=== Data provided ===
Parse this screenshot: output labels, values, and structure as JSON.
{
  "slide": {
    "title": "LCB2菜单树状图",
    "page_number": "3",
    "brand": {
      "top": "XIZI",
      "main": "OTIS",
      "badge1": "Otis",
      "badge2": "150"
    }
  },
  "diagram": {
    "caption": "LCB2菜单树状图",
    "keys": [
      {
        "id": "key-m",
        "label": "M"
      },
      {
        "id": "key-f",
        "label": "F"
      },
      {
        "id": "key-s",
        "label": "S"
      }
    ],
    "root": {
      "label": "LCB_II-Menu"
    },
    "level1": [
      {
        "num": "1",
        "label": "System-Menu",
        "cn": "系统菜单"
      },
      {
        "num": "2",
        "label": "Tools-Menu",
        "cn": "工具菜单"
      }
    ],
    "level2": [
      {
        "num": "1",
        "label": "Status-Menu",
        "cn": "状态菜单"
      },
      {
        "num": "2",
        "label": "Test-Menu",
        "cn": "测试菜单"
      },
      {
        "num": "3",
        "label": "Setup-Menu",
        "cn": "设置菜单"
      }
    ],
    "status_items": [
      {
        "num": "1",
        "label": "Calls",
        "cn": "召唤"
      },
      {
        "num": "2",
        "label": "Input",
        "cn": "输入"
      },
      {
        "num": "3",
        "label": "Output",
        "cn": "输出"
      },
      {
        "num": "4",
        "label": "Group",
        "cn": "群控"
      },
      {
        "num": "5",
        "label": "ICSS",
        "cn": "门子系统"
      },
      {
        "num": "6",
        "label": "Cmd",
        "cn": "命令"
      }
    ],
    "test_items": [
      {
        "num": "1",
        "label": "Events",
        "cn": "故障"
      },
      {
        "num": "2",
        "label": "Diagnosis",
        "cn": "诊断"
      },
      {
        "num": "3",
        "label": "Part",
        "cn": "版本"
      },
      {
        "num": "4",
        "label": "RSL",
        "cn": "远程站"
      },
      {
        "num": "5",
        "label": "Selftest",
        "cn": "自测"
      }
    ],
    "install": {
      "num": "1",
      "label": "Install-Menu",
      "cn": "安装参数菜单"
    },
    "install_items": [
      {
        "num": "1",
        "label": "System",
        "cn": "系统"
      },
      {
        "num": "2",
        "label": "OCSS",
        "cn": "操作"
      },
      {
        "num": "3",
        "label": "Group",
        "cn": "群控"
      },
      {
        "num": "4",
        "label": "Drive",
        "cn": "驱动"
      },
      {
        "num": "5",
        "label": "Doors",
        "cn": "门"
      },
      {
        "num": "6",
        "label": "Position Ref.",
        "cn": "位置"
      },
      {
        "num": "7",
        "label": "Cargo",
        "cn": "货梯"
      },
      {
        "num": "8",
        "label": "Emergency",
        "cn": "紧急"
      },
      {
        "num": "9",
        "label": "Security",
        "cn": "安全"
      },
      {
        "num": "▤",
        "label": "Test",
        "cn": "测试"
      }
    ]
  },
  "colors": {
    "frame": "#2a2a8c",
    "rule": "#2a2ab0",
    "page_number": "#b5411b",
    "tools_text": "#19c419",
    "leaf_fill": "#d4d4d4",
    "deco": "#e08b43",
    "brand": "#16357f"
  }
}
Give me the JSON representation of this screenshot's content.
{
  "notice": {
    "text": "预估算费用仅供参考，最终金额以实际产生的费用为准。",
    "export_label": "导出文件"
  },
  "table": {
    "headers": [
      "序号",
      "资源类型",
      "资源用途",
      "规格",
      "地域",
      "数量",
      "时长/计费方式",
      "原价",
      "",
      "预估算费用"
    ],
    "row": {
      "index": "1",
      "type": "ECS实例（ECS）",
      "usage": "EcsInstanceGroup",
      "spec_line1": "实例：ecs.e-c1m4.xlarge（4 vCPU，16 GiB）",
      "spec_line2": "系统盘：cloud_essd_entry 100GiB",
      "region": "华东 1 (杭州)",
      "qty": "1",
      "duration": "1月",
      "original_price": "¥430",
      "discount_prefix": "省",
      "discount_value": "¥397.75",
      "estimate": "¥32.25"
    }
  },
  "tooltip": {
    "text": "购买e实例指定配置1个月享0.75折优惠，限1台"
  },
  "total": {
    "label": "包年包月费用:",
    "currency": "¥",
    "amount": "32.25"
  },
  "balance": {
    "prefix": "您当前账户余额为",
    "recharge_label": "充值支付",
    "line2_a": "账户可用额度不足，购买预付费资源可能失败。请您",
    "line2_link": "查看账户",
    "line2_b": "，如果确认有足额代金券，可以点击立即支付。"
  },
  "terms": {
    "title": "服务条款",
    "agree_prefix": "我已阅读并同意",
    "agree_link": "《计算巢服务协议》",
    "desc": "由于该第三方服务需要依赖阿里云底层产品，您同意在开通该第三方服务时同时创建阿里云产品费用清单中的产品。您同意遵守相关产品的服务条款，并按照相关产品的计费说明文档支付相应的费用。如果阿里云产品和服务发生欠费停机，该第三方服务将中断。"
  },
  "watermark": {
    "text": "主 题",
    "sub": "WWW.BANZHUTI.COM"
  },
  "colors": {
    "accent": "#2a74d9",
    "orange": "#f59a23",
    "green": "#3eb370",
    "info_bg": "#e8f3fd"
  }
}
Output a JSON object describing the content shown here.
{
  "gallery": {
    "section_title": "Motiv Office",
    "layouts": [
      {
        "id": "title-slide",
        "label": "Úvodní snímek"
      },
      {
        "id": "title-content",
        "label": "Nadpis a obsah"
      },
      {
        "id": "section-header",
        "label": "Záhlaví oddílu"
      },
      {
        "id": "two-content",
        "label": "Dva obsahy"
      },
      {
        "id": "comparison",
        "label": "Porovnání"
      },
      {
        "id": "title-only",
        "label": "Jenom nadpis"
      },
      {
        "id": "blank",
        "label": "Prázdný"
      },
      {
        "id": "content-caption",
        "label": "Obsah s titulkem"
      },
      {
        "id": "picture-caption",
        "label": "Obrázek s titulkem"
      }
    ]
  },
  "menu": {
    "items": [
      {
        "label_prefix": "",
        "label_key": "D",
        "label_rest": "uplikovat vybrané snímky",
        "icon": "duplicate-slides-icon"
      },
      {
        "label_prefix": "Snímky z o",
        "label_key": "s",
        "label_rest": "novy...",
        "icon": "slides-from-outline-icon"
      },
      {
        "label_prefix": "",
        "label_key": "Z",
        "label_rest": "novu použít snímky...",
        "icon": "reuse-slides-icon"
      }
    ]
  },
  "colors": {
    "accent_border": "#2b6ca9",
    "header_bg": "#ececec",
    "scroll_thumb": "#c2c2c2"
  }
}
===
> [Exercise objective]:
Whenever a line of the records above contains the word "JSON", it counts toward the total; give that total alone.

> [Response box]:
3